Synthesis of 11-carbon terpenoids in yeast using protein and metabolic engineering

Nat Chem Biol. 2018 Dec;14(12):1090-1098. doi: 10.1038/s41589-018-0166-5. Epub 2018 Nov 14.


One application of synthetic biology is the redesign of existing biological systems to acquire new functions. In this context, expanding the chemical code underlying key biosynthetic pathways will lead to the synthesis of compounds with new structures and potentially new biological activities. Terpenoids are a large group of specialized metabolites with numerous applications. Yet, being synthesized from five-carbon units, they are restricted to distinct classes that differ by five carbon atoms (C10, C15, C20, etc.). To expand the diversity of terpenoid structures, we engineered yeast cells to synthesize a noncanonical building block with 11 carbons, and produced 40 C11 terpene scaffolds that can form the basis for an entire terpenoid class. By identifying a single-residue switch that converts C10 plant monoterpene synthases to C11-specific enzymes, we engineered dedicated synthases for C11 terpene production. This approach will enable the systematic expansion of the chemical space accessed by terpenoids.

Publication types

  • Research Support, Non-U.S. Gov't

MeSH terms
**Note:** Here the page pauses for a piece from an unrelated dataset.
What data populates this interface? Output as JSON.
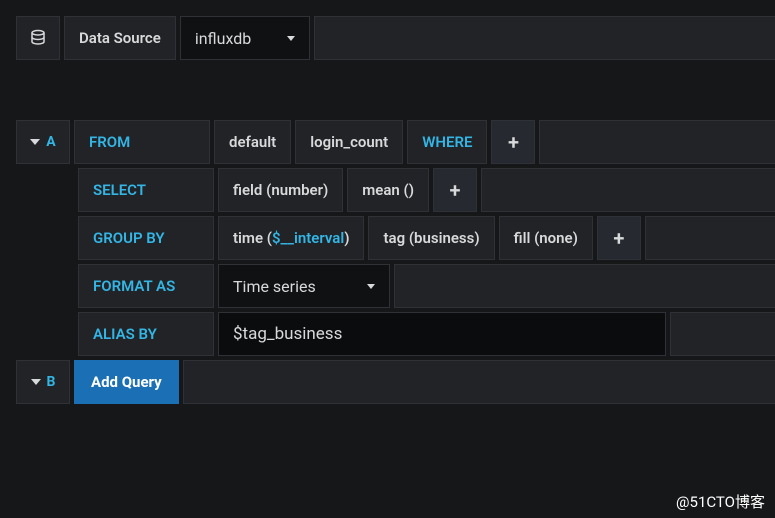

  • Alkyl and Aryl Transferases / genetics*
  • Alkyl and Aryl Transferases / metabolism
  • Cyanobacteria / enzymology
  • Cyanobacteria / genetics
  • Diphosphates / metabolism
  • Diterpenes / metabolism
  • Metabolic Engineering / methods*
  • Protein Engineering / methods
  • Recombinant Proteins / genetics
  • Recombinant Proteins / metabolism
  • Saccharomyces cerevisiae / genetics
  • Saccharomyces cerevisiae / metabolism*
  • Synthetic Biology / methods
  • Terpenes / chemical synthesis*
  • Terpenes / metabolism


  • Diphosphates
  • Diterpenes
  • Recombinant Proteins
  • Terpenes
  • geranyl diphosphate
  • Alkyl and Aryl Transferases
  • terpene synthase